Output the complete listing exactly, please, and keep the pictures out of it.

▸ DATASET:
/---
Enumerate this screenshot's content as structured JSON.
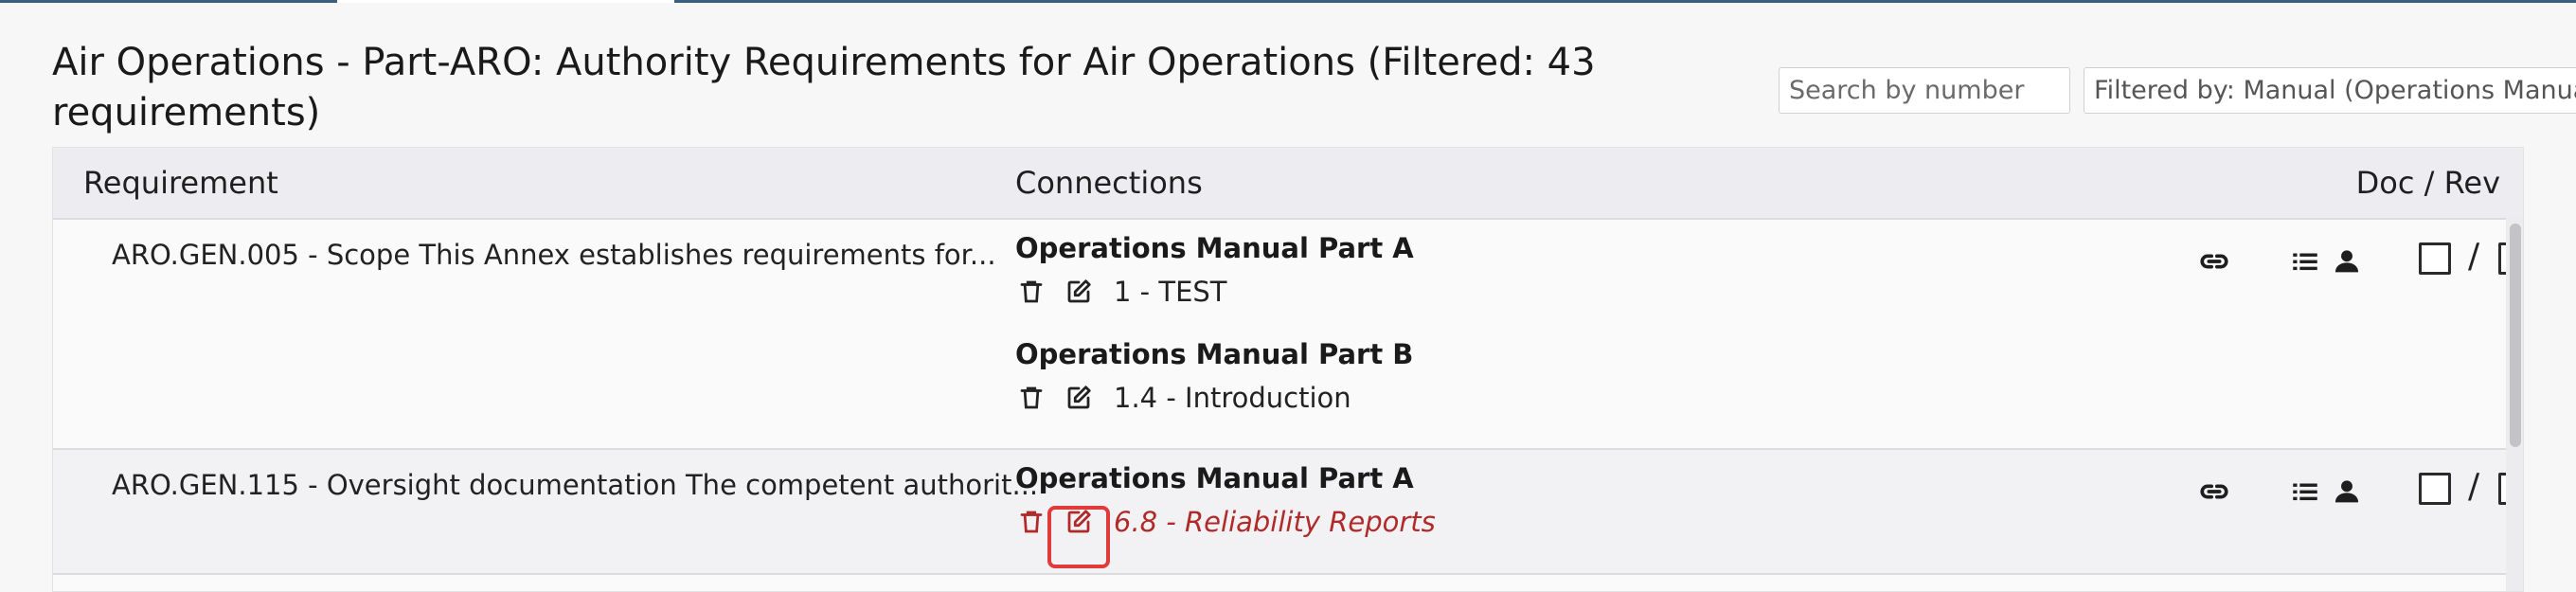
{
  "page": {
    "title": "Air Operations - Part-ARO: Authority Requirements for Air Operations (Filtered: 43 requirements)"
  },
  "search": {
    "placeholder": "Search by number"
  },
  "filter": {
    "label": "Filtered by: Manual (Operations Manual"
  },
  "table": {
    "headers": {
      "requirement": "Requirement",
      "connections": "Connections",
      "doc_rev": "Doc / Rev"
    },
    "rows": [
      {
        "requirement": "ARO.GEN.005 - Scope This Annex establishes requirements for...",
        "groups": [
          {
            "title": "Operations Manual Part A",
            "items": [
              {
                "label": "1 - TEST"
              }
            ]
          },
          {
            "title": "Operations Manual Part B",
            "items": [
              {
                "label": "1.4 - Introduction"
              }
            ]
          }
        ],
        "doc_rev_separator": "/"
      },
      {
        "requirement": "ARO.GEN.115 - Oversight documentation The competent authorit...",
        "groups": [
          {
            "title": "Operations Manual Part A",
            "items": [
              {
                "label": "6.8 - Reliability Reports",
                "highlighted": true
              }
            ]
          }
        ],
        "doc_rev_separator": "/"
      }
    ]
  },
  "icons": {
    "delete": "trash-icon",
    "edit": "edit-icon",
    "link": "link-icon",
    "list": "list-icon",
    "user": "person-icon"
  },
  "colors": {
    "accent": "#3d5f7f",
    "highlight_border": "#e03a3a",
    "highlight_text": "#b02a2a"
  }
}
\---
▸ RESPONSE TO THE TASK:
Enumerate this screenshot's content as structured JSON.
{
  "page": {
    "title": "Air Operations - Part-ARO: Authority Requirements for Air Operations (Filtered: 43 requirements)"
  },
  "search": {
    "placeholder": "Search by number"
  },
  "filter": {
    "label": "Filtered by: Manual (Operations Manual"
  },
  "table": {
    "headers": {
      "requirement": "Requirement",
      "connections": "Connections",
      "doc_rev": "Doc / Rev"
    },
    "rows": [
      {
        "requirement": "ARO.GEN.005 - Scope This Annex establishes requirements for...",
        "groups": [
          {
            "title": "Operations Manual Part A",
            "items": [
              {
                "label": "1 - TEST"
              }
            ]
          },
          {
            "title": "Operations Manual Part B",
            "items": [
              {
                "label": "1.4 - Introduction"
              }
            ]
          }
        ],
        "doc_rev_separator": "/"
      },
      {
        "requirement": "ARO.GEN.115 - Oversight documentation The competent authorit...",
        "groups": [
          {
            "title": "Operations Manual Part A",
            "items": [
              {
                "label": "6.8 - Reliability Reports",
                "highlighted": true
              }
            ]
          }
        ],
        "doc_rev_separator": "/"
      }
    ]
  },
  "icons": {
    "delete": "trash-icon",
    "edit": "edit-icon",
    "link": "link-icon",
    "list": "list-icon",
    "user": "person-icon"
  },
  "colors": {
    "accent": "#3d5f7f",
    "highlight_border": "#e03a3a",
    "highlight_text": "#b02a2a"
  }
}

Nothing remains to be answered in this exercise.